Wonder Material Mimics Desert Beetles and Cacti

Inspired by a beetle’s shell, a cactus spine, and the skin of a carnivorous plant, this slick, bumpy coating is a material straight out of Dune or Star Wars.

Put this water-saving coating into a rain of steady droplets it condenses airborne water vapor into liquid 10 times faster than any other known material.

Imagine this kind of condensation system being used simply for water collection on a moisture farm, such as the one on Tatooine where Luke Skywalker was raised“.

Mechanical engineer Kyoo-Chul Park led the team of researchers that developed this new coating, which is outlined in a study in the journal Nature this week.

Such a material would be quite useful in any machine with a heat exchanger that relies on water collection for heat transfer.

That’s anything from a thermal power plant to a water distillation plant, or a humidification system and any HVAC system used in cars, trains, or airplanes,” he says.

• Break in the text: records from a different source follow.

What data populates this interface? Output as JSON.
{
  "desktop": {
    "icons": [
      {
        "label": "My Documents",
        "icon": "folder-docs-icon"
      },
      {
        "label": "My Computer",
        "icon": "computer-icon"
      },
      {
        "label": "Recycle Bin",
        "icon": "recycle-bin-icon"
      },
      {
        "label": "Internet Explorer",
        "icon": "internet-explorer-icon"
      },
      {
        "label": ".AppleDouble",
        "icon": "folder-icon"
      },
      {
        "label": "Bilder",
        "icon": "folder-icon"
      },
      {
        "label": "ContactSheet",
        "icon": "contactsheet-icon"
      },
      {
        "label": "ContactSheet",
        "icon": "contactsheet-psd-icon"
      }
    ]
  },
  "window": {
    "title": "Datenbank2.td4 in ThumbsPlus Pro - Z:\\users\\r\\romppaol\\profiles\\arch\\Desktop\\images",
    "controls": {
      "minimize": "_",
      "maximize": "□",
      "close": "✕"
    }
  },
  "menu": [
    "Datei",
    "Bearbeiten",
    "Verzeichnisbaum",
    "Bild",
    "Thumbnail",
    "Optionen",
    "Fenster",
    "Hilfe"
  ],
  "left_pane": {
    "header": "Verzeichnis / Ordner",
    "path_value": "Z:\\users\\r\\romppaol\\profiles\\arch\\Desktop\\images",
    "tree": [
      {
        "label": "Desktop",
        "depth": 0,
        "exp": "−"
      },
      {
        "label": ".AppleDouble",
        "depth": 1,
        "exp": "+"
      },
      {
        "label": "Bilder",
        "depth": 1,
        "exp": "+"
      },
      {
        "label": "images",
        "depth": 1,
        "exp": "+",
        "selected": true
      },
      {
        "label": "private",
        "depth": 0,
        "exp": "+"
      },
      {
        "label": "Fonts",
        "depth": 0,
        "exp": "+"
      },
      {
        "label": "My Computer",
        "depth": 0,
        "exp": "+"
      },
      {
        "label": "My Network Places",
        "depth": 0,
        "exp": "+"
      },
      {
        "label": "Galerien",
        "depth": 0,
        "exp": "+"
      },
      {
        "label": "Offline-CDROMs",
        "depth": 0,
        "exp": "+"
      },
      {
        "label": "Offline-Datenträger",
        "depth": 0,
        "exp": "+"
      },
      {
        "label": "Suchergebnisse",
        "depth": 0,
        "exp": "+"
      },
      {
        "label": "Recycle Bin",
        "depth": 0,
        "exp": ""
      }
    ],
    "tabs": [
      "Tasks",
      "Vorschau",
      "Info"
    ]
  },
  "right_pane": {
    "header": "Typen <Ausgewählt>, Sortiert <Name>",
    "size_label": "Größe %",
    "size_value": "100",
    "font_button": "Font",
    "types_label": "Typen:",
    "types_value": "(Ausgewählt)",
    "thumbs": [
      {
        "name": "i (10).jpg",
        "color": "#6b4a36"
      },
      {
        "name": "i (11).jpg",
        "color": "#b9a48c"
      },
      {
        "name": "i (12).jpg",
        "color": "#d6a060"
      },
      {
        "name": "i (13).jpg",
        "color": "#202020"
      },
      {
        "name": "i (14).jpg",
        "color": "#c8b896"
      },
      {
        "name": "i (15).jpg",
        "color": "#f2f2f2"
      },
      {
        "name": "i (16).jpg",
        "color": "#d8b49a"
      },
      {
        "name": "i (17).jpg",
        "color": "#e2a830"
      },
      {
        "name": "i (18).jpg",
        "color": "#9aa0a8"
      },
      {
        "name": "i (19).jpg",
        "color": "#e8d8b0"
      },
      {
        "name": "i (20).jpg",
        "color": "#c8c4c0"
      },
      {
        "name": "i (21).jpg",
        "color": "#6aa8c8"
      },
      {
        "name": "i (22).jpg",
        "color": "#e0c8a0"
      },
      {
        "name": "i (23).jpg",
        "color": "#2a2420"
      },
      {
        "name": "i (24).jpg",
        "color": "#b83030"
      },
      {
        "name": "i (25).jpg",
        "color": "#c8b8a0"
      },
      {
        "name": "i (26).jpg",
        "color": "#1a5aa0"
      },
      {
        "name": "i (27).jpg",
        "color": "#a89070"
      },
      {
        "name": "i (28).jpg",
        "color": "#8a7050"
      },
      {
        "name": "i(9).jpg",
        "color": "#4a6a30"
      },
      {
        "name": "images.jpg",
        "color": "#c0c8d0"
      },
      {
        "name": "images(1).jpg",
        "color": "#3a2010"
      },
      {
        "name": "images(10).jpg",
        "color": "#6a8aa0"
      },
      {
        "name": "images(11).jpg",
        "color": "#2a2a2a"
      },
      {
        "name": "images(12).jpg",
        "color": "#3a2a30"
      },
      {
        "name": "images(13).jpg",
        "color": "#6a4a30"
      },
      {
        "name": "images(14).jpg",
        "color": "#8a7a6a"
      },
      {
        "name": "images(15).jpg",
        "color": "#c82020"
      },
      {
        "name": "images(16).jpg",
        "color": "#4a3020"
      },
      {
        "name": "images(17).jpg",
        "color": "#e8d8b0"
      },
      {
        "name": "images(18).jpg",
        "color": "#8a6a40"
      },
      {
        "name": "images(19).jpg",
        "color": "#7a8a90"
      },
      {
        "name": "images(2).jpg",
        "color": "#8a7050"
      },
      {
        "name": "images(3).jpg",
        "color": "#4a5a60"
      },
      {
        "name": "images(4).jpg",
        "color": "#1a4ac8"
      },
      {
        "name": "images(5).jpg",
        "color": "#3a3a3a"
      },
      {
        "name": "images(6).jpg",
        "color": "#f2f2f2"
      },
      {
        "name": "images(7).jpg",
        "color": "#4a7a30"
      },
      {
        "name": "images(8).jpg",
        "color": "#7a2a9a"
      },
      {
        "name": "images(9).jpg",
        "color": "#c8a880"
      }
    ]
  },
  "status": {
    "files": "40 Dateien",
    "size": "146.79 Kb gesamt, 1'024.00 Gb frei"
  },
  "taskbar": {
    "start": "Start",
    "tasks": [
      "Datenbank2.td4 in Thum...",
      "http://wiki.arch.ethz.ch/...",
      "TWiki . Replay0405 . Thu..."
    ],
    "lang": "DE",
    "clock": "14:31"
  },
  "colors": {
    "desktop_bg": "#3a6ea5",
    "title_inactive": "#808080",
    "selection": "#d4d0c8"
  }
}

I’m a big fan of Star Wars, and so you could imagine this kind of condensation system being used simply for water collection on a moisture farm, such as the one on Tatooine where Luke Skywalker was raised,” Park says.

The basic idea is already here: harvesting liquid water from air-bound vapor in an extremely arid region.”

Park’s material was inspired by materials found in nature, on three extremely different organisms from opposite ends of the Earth.

Together, facets of these biological materials encourage the condensation of big water droplets, and then hurry those droplets down the coating.

This thirsty bug survives in its arid environment by condensing water droplets on its bumpy back in the early morning.

Years ago, a study observed that this condensation effect was partly due to a waxy coating found on the beetlesknobby exoskeleton.

After studying the effects of a material with the exact same sized bumps in his laboratory, Park and his colleagues discovered that the bumps are vital for gathering dew.

While the process is still not entirely understood by the researchers, Park and colleageus know that water tends to condense into larger droplets at the peak of each bump.

That extra air means air-bound water vapor has a higher chance of coming in contact with the surface.